* **Brief**
Copy out the lines of the material that include the string "cityscene".

Data supplied section start

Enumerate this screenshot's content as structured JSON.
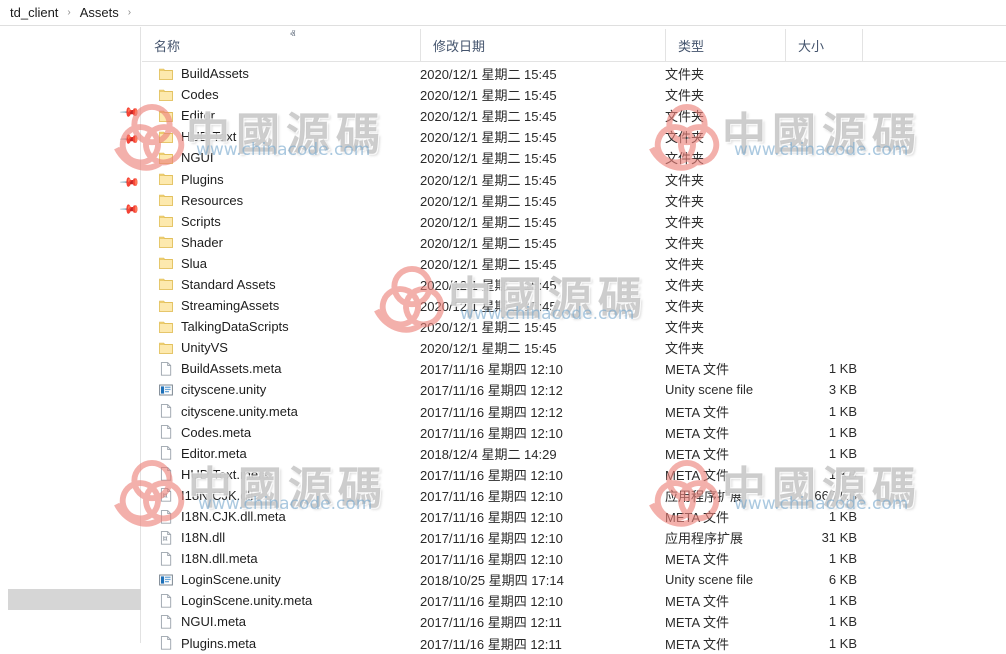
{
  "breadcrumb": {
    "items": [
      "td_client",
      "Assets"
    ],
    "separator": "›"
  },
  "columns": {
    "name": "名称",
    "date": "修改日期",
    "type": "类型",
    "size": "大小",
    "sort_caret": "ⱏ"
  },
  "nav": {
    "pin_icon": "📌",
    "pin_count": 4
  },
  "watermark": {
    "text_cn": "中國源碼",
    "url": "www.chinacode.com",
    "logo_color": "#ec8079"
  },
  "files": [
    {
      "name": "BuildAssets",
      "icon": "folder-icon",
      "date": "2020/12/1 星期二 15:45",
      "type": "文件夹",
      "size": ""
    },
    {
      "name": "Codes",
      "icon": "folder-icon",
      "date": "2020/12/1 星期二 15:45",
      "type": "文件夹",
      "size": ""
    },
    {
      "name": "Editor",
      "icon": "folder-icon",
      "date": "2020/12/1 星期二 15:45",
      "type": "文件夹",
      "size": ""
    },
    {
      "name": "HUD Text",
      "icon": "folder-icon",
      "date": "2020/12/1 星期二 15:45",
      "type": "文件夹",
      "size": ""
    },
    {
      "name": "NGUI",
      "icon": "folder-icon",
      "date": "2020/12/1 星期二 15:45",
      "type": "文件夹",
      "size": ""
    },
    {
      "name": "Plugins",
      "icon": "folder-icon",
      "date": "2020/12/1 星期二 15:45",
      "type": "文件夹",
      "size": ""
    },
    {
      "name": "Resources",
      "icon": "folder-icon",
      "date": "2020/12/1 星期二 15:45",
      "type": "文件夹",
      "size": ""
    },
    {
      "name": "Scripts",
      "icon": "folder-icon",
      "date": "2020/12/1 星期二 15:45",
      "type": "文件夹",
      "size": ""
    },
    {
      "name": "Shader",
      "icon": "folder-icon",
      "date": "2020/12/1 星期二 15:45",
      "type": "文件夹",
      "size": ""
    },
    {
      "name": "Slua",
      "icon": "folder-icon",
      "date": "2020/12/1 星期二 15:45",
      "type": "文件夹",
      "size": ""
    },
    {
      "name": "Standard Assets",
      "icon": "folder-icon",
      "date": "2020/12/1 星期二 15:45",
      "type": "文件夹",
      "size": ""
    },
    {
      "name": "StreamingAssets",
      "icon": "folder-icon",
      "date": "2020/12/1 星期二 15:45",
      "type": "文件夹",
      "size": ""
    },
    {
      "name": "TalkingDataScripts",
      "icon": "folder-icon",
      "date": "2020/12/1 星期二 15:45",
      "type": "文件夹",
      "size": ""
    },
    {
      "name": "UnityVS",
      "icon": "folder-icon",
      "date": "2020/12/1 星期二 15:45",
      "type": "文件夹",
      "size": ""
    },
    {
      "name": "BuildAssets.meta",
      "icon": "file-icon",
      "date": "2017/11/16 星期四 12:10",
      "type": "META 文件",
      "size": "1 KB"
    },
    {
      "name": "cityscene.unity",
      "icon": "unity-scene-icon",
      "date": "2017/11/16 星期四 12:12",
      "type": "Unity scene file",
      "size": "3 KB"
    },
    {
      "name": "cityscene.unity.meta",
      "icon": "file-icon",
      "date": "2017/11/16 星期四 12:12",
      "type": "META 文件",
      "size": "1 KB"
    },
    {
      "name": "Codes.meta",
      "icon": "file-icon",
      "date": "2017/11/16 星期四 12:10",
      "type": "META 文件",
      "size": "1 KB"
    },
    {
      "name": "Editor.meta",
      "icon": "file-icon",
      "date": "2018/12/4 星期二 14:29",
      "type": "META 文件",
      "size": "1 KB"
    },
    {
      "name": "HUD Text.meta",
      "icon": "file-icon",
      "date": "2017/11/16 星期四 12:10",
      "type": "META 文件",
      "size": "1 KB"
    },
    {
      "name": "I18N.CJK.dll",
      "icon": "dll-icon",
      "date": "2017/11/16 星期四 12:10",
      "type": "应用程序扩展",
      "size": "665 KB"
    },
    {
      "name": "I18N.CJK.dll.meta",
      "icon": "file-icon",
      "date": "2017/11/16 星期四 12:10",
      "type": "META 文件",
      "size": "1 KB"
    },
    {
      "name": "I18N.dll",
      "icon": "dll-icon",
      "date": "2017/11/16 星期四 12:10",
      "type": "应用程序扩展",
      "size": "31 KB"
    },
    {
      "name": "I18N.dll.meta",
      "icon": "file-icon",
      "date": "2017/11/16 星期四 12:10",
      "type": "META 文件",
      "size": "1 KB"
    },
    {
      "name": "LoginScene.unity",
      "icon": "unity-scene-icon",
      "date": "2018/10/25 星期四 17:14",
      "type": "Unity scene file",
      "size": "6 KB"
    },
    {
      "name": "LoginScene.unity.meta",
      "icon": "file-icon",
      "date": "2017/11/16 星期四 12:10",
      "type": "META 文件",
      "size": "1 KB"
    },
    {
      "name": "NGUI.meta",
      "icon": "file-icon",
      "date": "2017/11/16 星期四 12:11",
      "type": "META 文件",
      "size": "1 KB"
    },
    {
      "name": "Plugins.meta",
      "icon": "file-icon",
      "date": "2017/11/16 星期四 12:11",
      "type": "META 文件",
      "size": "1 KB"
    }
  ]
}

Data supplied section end
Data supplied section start

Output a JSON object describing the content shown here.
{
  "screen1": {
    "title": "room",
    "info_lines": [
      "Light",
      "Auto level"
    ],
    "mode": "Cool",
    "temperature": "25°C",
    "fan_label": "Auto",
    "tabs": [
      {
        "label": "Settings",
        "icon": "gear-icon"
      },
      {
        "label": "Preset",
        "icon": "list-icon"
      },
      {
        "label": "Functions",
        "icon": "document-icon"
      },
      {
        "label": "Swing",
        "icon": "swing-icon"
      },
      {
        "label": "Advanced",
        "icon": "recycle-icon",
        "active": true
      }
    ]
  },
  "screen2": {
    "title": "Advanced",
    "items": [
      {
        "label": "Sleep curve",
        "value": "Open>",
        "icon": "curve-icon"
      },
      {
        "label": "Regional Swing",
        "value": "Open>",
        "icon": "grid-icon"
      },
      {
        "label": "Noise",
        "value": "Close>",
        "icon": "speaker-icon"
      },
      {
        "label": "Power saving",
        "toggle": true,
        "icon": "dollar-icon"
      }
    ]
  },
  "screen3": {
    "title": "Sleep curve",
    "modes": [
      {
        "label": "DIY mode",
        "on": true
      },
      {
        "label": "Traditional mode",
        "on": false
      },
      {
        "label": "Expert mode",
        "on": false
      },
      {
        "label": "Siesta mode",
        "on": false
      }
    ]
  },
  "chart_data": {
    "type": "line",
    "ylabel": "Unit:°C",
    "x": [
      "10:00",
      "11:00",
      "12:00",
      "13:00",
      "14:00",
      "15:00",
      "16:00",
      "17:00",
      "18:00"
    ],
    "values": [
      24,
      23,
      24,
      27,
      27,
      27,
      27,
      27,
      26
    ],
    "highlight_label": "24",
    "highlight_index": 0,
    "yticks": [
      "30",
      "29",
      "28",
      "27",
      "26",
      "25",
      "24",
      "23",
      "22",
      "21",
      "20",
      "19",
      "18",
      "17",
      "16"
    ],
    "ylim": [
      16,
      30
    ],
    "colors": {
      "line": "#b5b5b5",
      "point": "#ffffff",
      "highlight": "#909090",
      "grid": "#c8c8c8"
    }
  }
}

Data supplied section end

* **Response box**
      "name": "cityscene.unity",
      "name": "cityscene.unity.meta",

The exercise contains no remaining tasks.